Goal of the exercise.
Filter the records for "있습니다" and keep each line that has it.

Exercise data.
....................

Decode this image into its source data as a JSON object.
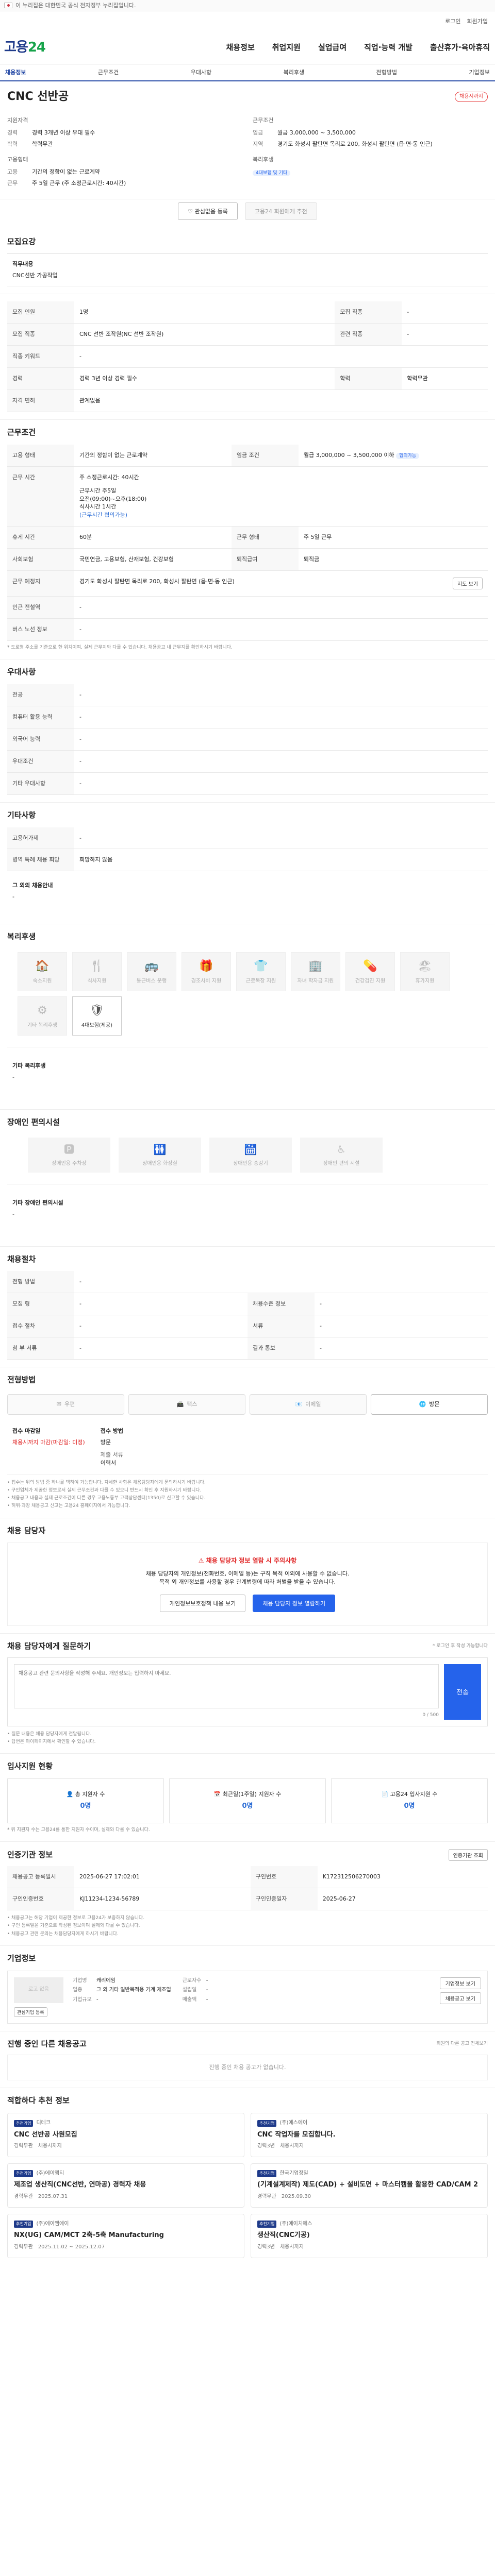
{
  "banner": {
    "text": "이 누리집은 대한민국 공식 전자정부 누리집입니다."
  },
  "util": {
    "links": [
      "로그인",
      "회원가입"
    ]
  },
  "header": {
    "logo_main": "고용",
    "logo_sub": "24",
    "gnb": [
      "채용정보",
      "취업지원",
      "실업급여",
      "직업·능력 개발",
      "출산휴가·육아휴직"
    ]
  },
  "tabs": [
    "채용정보",
    "근무조건",
    "우대사항",
    "복리후생",
    "전형방법",
    "기업정보"
  ],
  "job": {
    "title": "CNC 선반공",
    "deadline_badge": "채용시까지",
    "summary_left": {
      "heading": "지원자격",
      "rows": [
        {
          "k": "경력",
          "v": "경력 3개년 이상 우대 필수"
        },
        {
          "k": "학력",
          "v": "학력무관"
        }
      ],
      "heading2": "고용형태",
      "rows2": [
        {
          "k": "고용",
          "v": "기간의 정함이 없는 근로계약"
        },
        {
          "k": "근무",
          "v": "주 5일 근무 (주 소정근로시간: 40시간)"
        }
      ]
    },
    "summary_right": {
      "heading": "근무조건",
      "rows": [
        {
          "k": "임금",
          "v": "월급 3,000,000 ~ 3,500,000"
        },
        {
          "k": "지역",
          "v": "경기도 화성시 팔탄면 목리로 200, 화성시 팔탄면 (읍·면·동 인근)"
        }
      ],
      "heading2": "복리후생",
      "tag": "4대보험 및 기타"
    },
    "apply_button": "관심없음 등록",
    "interest_button": "고용24 회원에게 추천"
  },
  "duties": {
    "title": "모집요강",
    "label": "직무내용",
    "text": "CNC선반 가공작업"
  },
  "recruit_table": [
    {
      "h": "모집 인원",
      "v": "1명",
      "h2": "모집 직종",
      "v2": "-"
    },
    {
      "h": "모집 직종",
      "v": "CNC 선반 조작원(NC 선반 조작원)",
      "h2": "관련 직종",
      "v2": "-"
    },
    {
      "h": "직종 키워드",
      "v": "-",
      "h2": "",
      "v2": ""
    },
    {
      "h": "경력",
      "v": "경력 3년 이상 경력 필수",
      "h2": "학력",
      "v2": "학력무관"
    },
    {
      "h": "자격 면허",
      "v": "관계없음",
      "h2": "",
      "v2": ""
    }
  ],
  "conditions": {
    "title": "근무조건",
    "rows": [
      {
        "h": "고용 형태",
        "v": "기간의 정함이 없는 근로계약",
        "h2": "임금 조건",
        "v2": "월급 3,000,000 ~ 3,500,000 이하",
        "v2tag": "협의가능"
      },
      {
        "h": "근무 시간",
        "v": "주 소정근로시간: 40시간",
        "lines": [
          "근무시간 주5일",
          "오전(09:00)~오후(18:00)",
          "식사시간 1시간",
          "(근무시간 협의가능)"
        ],
        "h2": "",
        "v2": ""
      },
      {
        "h": "휴게 시간",
        "v": "60분",
        "h2": "근무 형태",
        "v2": "주 5일 근무"
      },
      {
        "h": "사회보험",
        "v": "국민연금, 고용보험, 산재보험, 건강보험",
        "h2": "퇴직급여",
        "v2": "퇴직금"
      },
      {
        "h": "근무 예정지",
        "v": "경기도 화성시 팔탄면 목리로 200, 화성시 팔탄면 (읍·면·동 인근)",
        "h2": "",
        "v2": "",
        "map_btn": "지도 보기"
      },
      {
        "h": "인근 전철역",
        "v": "-",
        "h2": "",
        "v2": ""
      },
      {
        "h": "버스 노선 정보",
        "v": "-",
        "h2": "",
        "v2": ""
      }
    ],
    "note": "* 도로명 주소를 기준으로 한 위치이며, 실제 근무지와 다를 수 있습니다. 채용공고 내 근무지를 확인하시기 바랍니다."
  },
  "preference": {
    "title": "우대사항",
    "rows": [
      {
        "h": "전공",
        "v": "-"
      },
      {
        "h": "컴퓨터 활용 능력",
        "v": "-"
      },
      {
        "h": "외국어 능력",
        "v": "-"
      },
      {
        "h": "우대조건",
        "v": "-"
      },
      {
        "h": "기타 우대사항",
        "v": "-"
      }
    ]
  },
  "extra": {
    "title": "기타사항",
    "rows": [
      {
        "h": "고용허가제",
        "v": "-"
      },
      {
        "h": "병역 특례 채용 희망",
        "v": "희망하지 않음"
      }
    ],
    "sub": "그 외의 채용안내",
    "sub_text": "-"
  },
  "welfare": {
    "title": "복리후생",
    "cards": [
      {
        "icon": "🏠",
        "name": "숙소지원",
        "on": false
      },
      {
        "icon": "🍴",
        "name": "식사지원",
        "on": false
      },
      {
        "icon": "🚌",
        "name": "통근버스 운행",
        "on": false
      },
      {
        "icon": "🎁",
        "name": "경조사비 지원",
        "on": false
      },
      {
        "icon": "👕",
        "name": "근로복장 지원",
        "on": false
      },
      {
        "icon": "🏢",
        "name": "자녀 학자금 지원",
        "on": false
      },
      {
        "icon": "💊",
        "name": "건강검진 지원",
        "on": false
      },
      {
        "icon": "🏖",
        "name": "휴가지원",
        "on": false
      },
      {
        "icon": "⚙",
        "name": "기타 복리후생",
        "on": false
      },
      {
        "icon": "🛡",
        "name": "4대보험(제공)",
        "on": true
      }
    ],
    "other_title": "기타 복리후생",
    "other_text": "-"
  },
  "disabled": {
    "title": "장애인 편의시설",
    "cards": [
      {
        "icon": "🅿",
        "name": "장애인용 주차장"
      },
      {
        "icon": "🚻",
        "name": "장애인용 화장실"
      },
      {
        "icon": "🛗",
        "name": "장애인용 승강기"
      },
      {
        "icon": "♿",
        "name": "장애인 편의 시설"
      }
    ],
    "other_title": "기타 장애인 편의시설",
    "other_text": "-"
  },
  "process": {
    "title": "채용절차",
    "rows": [
      {
        "h": "전형 방법",
        "v": "-",
        "h2": "",
        "v2": ""
      },
      {
        "h": "모집 형",
        "v": "-",
        "h2": "채용수준 정보",
        "v2": "-"
      },
      {
        "h": "접수 절차",
        "v": "-",
        "h2": "서류",
        "v2": "-"
      },
      {
        "h": "첨 부 서류",
        "v": "-",
        "h2": "결과 통보",
        "v2": "-"
      }
    ]
  },
  "method": {
    "title": "전형방법",
    "tabs": [
      {
        "icon": "✉",
        "label": "우편",
        "on": false
      },
      {
        "icon": "📠",
        "label": "팩스",
        "on": false
      },
      {
        "icon": "📧",
        "label": "이메일",
        "on": false
      },
      {
        "icon": "🌐",
        "label": "방문",
        "on": true
      }
    ],
    "left_label": "접수 마감일",
    "left_value": "채용시까지 마감(마감일: 미정)",
    "right_label": "접수 방법",
    "right_lines": [
      "방문",
      "제출 서류",
      "이력서"
    ],
    "notices": [
      "• 접수는 위의 방법 중 하나를 택하여 가능합니다. 자세한 사항은 채용담당자에게 문의하시기 바랍니다.",
      "• 구인업체가 제공한 정보로서 실제 근무조건과 다를 수 있으니 반드시 확인 후 지원하시기 바랍니다.",
      "• 채용공고 내용과 실제 근로조건이 다른 경우 고용노동부 고객상담센터(1350)로 신고할 수 있습니다.",
      "• 허위·과장 채용공고 신고는 고용24 홈페이지에서 가능합니다."
    ]
  },
  "contact": {
    "title": "채용 담당자",
    "alert": "채용 담당자 정보 열람 시 주의사항",
    "text1": "채용 담당자의 개인정보(전화번호, 이메일 등)는 구직 목적 이외에 사용할 수 없습니다.",
    "text2": "목적 외 개인정보를 사용할 경우 관계법령에 따라 처벌을 받을 수 있습니다.",
    "btn_ghost": "개인정보보호정책 내용 보기",
    "btn_primary": "채용 담당자 정보 열람하기"
  },
  "qa": {
    "title": "채용 담당자에게 질문하기",
    "link": "* 로그인 후 작성 가능합니다",
    "placeholder": "채용공고 관련 문의사항을 작성해 주세요. 개인정보는 입력하지 마세요.",
    "count": "0 / 500",
    "send": "전송",
    "notes": [
      "• 질문 내용은 채용 담당자에게 전달됩니다.",
      "• 답변은 마이페이지에서 확인할 수 있습니다."
    ]
  },
  "stats": {
    "title": "입사지원 현황",
    "items": [
      {
        "label": "총 지원자 수",
        "num": "0명"
      },
      {
        "label": "최근일(1주일) 지원자 수",
        "num": "0명"
      },
      {
        "label": "고용24 입사지원 수",
        "num": "0명"
      }
    ],
    "note": "* 위 지원자 수는 고용24를 통한 지원자 수이며, 실제와 다를 수 있습니다."
  },
  "registry": {
    "title": "인증기관 정보",
    "btn": "인증기관 조회",
    "rows": [
      {
        "h": "채용공고 등록일시",
        "v": "2025-06-27 17:02:01",
        "h2": "구인번호",
        "v2": "K172312506270003"
      },
      {
        "h": "구인인증번호",
        "v": "KJ11234-1234-56789",
        "h2": "구인인증일자",
        "v2": "2025-06-27"
      }
    ],
    "notes": [
      "• 채용공고는 해당 기업이 제공한 정보로 고용24가 보증하지 않습니다.",
      "• 구인 등록일을 기준으로 작성된 정보이며 실제와 다를 수 있습니다.",
      "• 채용공고 관련 문의는 채용담당자에게 하시기 바랍니다."
    ]
  },
  "company": {
    "title": "기업정보",
    "logo": "로고 없음",
    "c1": [
      {
        "k": "기업명",
        "v": "캐리에임"
      },
      {
        "k": "업종",
        "v": "그 외 기타 일반목적용 기계 제조업"
      },
      {
        "k": "기업규모",
        "v": "-"
      }
    ],
    "c2": [
      {
        "k": "근로자수",
        "v": "-"
      },
      {
        "k": "설립일",
        "v": "-"
      },
      {
        "k": "매출액",
        "v": "-"
      }
    ],
    "btn1": "관심기업 등록",
    "btn2": "기업정보 보기",
    "btn3": "채용공고 보기"
  },
  "same_company": {
    "title": "진행 중인 다른 채용공고",
    "link": "회원의 다른 공고 전체보기",
    "empty": "진행 중인 채용 공고가 없습니다."
  },
  "recommend": {
    "title": "적합하다 추천 정보",
    "cards": [
      {
        "tag": "추천기업",
        "company": "디테크",
        "title": "CNC 선반공 사원모집",
        "meta": [
          "경력무관",
          "채용시까지"
        ]
      },
      {
        "tag": "추천기업",
        "company": "(주)에스에이",
        "title": "CNC 작업자를 모집합니다.",
        "meta": [
          "경력3년",
          "채용시까지"
        ]
      },
      {
        "tag": "추천기업",
        "company": "(주)에이엠티",
        "title": "제조업 생산직(CNC선반, 연마공) 경력자 채용",
        "meta": [
          "경력무관",
          "2025.07.31"
        ]
      },
      {
        "tag": "추천기업",
        "company": "한국기업정밀",
        "title": "(기계설계제작) 제도(CAD) + 설비도면 + 마스터캠을 활용한 CAD/CAM 2",
        "meta": [
          "경력무관",
          "2025.09.30"
        ]
      },
      {
        "tag": "추천기업",
        "company": "(주)에이엠에이",
        "title": "NX(UG) CAM/MCT 2축-5축 Manufacturing",
        "meta": [
          "경력무관",
          "2025.11.02 ~ 2025.12.07"
        ]
      },
      {
        "tag": "추천기업",
        "company": "(주)에이치에스",
        "title": "생산직(CNC기공)",
        "meta": [
          "경력3년",
          "채용시까지"
        ]
      }
    ]
  }
}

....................

Answer to the problem.
    "note": "* 도로명 주소를 기준으로 한 위치이며, 실제 근무지와 다를 수 있습니다. 채용공고 내 근무지를 확인하시기 바랍니다."
      "• 채용공고 내용과 실제 근로조건이 다른 경우 고용노동부 고객상담센터(1350)로 신고할 수 있습니다.",
    "text2": "목적 외 개인정보를 사용할 경우 관계법령에 따라 처벌을 받을 수 있습니다.",
      "• 답변은 마이페이지에서 확인할 수 있습니다."
    "note": "* 위 지원자 수는 고용24를 통한 지원자 수이며, 실제와 다를 수 있습니다."
      "• 구인 등록일을 기준으로 작성된 정보이며 실제와 다를 수 있습니다.",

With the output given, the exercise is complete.